A woman who was left in a shopping bag on the steps of a church in Liverpool as a two-day-old baby has shared how she returned to meet the priest who found her for the first time – on a journey of discovery that eventually led to her birth father.
Rachel Selby, now 34 and a mother-of-two, was left in a shopping bag ‘in the dead of night’ at a church in the Toxteth area of the city in 1987.
She appears in the latest episode of ITV’s Long Lost Family Born Without Trace as she hunts for answers about her heritage.
Despite Rachel’s story making UK headlines in the late Eighties, Rachel has never found her birth mother and only recently made the decision to return to the church steps where she was left for the first time.
Foundling: Rachel Selby, 34, was left in a shopping bag at a church in Toxteth in 1987. Her story is featured in the latest episode of ITV’s Long Lost Family Born Without Trace
A newspaper cutting from 1987 documenting Rachel being found at a church in Toxteth by a priest who lived next door
She was found by the priest after being abandoned at 4am and was just two-days-old at the time – Rachel was named Victoria by nurses before being adopted
Rachel decides in the second episode of this series to return to the steps, left, where she was left for the first time in her life. Right: Rachel as a young girl after being adopted by the Selby family
The moment that Rachel meets her birth father Kevin for the first time after a DNA breakthrough by the Long Lost Family team reveals his identity
Emotional: Rachel told the show she had a ‘burning desire’ to unlock the secrets of her heritage
The second instalment of this series of Long Lost Family, presented by Davina McCall and Nicky Campbell, sees Rachel reunited with the priest who found her and features other foundlings desperate to discover lost identities.
The episode shows Rachel reading through newspaper cuttings detailing how she was found abandoned by the priest on the doorstep of the Presbyterian church.
After one story recalls how the baby was ‘dumped’, Rachel is heard saying in the programme: ‘I was the dumped one’.
At the time, Merseyside police put out a plea to find Rachel’s parents but no-one has ever come forward to claim the baby that nurses called ‘Victoria’ when she was first placed in their care.
She was eventually adopted by the Selbys, and re-named Rachel, growing up with an adopted sibling and staying in the city where she was found.
After reading a newspaper cutting about her story that recalls how the baby was ‘dumped’, Rachel is heard saying on the show: ‘I was the dumped one’.
Rachel is one of two women trying to find answers to the past; pictured with her birth father Kevin
Rachel tells the show’s hosts why she finally made the decision to return, saying: ‘I need to know the truth, it’s still this burning desire.

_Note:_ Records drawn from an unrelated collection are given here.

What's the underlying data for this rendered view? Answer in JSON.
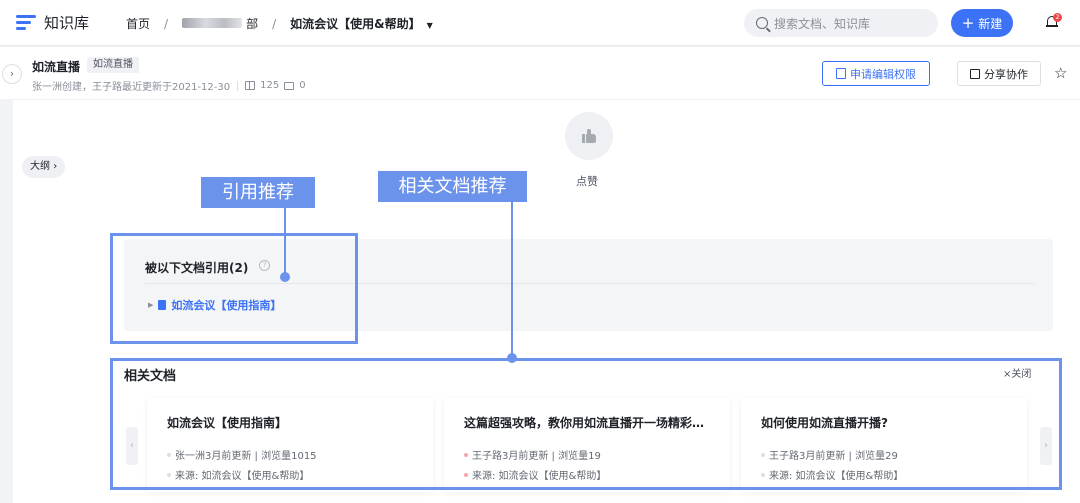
{
  "app": {
    "name": "知识库"
  },
  "breadcrumb": {
    "home": "首页",
    "separator": "/",
    "dept_suffix": "部",
    "current": "如流会议【使用&帮助】"
  },
  "search": {
    "placeholder": "搜索文档、知识库"
  },
  "toolbar": {
    "new_label": "新建",
    "new_plus": "+",
    "notification_count": "2"
  },
  "doc": {
    "title": "如流直播",
    "tag": "如流直播",
    "meta": "张一洲创建，王子路最近更新于2021-12-30",
    "views": "125",
    "comments": "0",
    "apply_edit_label": "申请编辑权限",
    "share_label": "分享协作",
    "star_glyph": "☆"
  },
  "sidebar": {
    "outline_label": "大纲",
    "expand_glyph": "›"
  },
  "like": {
    "label": "点赞"
  },
  "annotations": {
    "ref_label": "引用推荐",
    "related_label": "相关文档推荐"
  },
  "references": {
    "title": "被以下文档引用(2)",
    "help_glyph": "?",
    "items": [
      {
        "label": "如流会议【使用指南】"
      }
    ]
  },
  "related": {
    "title": "相关文档",
    "close_label": "×关闭",
    "cards": [
      {
        "title": "如流会议【使用指南】",
        "updated": "张一洲3月前更新 | 浏览量1015",
        "source": "来源: 如流会议【使用&帮助】"
      },
      {
        "title": "这篇超强攻略，教你用如流直播开一场精彩的直播",
        "updated": "王子路3月前更新 | 浏览量19",
        "source": "来源: 如流会议【使用&帮助】"
      },
      {
        "title": "如何使用如流直播开播?",
        "updated": "王子路3月前更新 | 浏览量29",
        "source": "来源: 如流会议【使用&帮助】"
      }
    ],
    "prev_glyph": "‹",
    "next_glyph": "›"
  },
  "colors": {
    "accent": "#3c72f6",
    "annotation": "#6b93ec"
  }
}
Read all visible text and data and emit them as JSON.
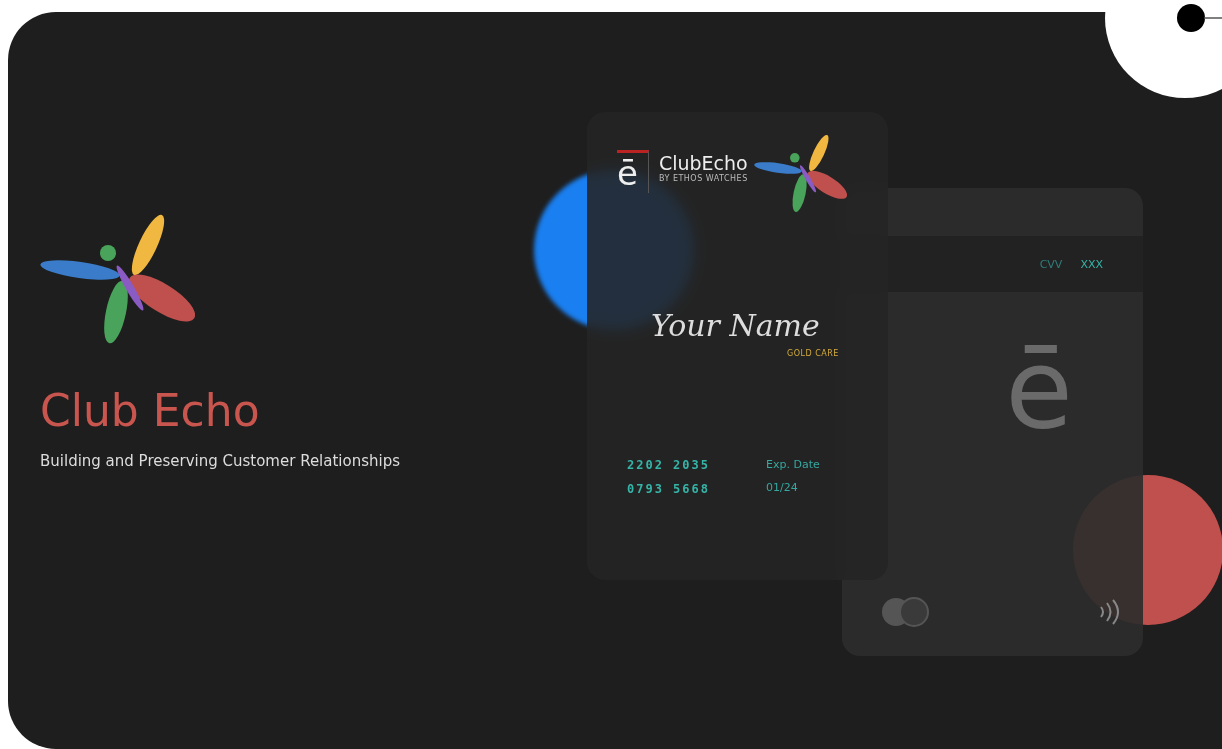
{
  "brand": {
    "title": "Club Echo",
    "subtitle": "Building and Preserving Customer Relationships"
  },
  "front_card": {
    "logo_letter": "ē",
    "brand_name": "ClubEcho",
    "brand_tagline": "BY ETHOS WATCHES",
    "holder_name": "Your Name",
    "tier": "GOLD CARE",
    "number_lines": [
      "2202 2035",
      "0793 5668"
    ],
    "expiry_label": "Exp. Date",
    "expiry_value": "01/24"
  },
  "back_card": {
    "cvv_label": "CVV",
    "cvv_value": "XXX",
    "logo_letter": "ē"
  }
}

Everybody deserves to know their identity.’
I need to know the truth, it’s still this burning desire. Everybody deserves to know their identity.
Rachel Selby on finding her heritage
In the episode, she’s told by the priest, who still lives next door more than 30 years on, that she believes her mother must have known her and the parish to leave her on the doorstep in the middle of the night, saying it was a ‘deliberately safe’ place.
Rachel’s story deepens when the ITV Long Lost Familly team reveal that they’ve used cutting-edge genetic genealogy with DNA testing technology to help trace her DNA.
Also featured in this week’s episode of the show is 74-year-old Marguerite Huggett, who was left on a luggage rack of a train in Paddington station just after the Second World War.
A second foundling story follows 74-year-old Marguerite Huggett, who was left on a luggage rack of a train in Paddington station, as she tries to find someone who might know the story of her birth
Marguerite pictured as a child. Right, as she appears in the show as she tries to discover her heritage
Foundling 74-year-old Marguerite Huggett (centre) with her sons Trevor (left) and Ken (right
Her birth certificate, dated from the end of the Second World War, explains how she was found at Paddington Great Western Railway Station in May 1946
Margaret tells the show that this is her last chance to find someone who might be able to tell her anything about her heritage.
Her birth certificate, dated from the end of the Second World War, explains how she was found at Paddington Great Western Railway Station in May 1946 but offers no further details about her parents’ identities.
During the programme, she speculates whether her father might have been a soldier passing through London as the world returned to normal following the war’s end, and questions whether her mother might have lived in West London or was herself passing through on a train.
The show manages to track down Marguerite Huggett’s half-sister Carol, who is living in Australia
She tells the show: ‘It’s knowing the reason that I was abandoned, that’s the drive to find my birth parents.’
DNA again proves the key to unlocking the secret of Marguerite’s past and three years after initial matches showed against a database, the identity of both her birth mother and her birth father are revealed to her.
Long Lost Family Born Without Trace is on tonight, and tomorrow night at 9pm on ITV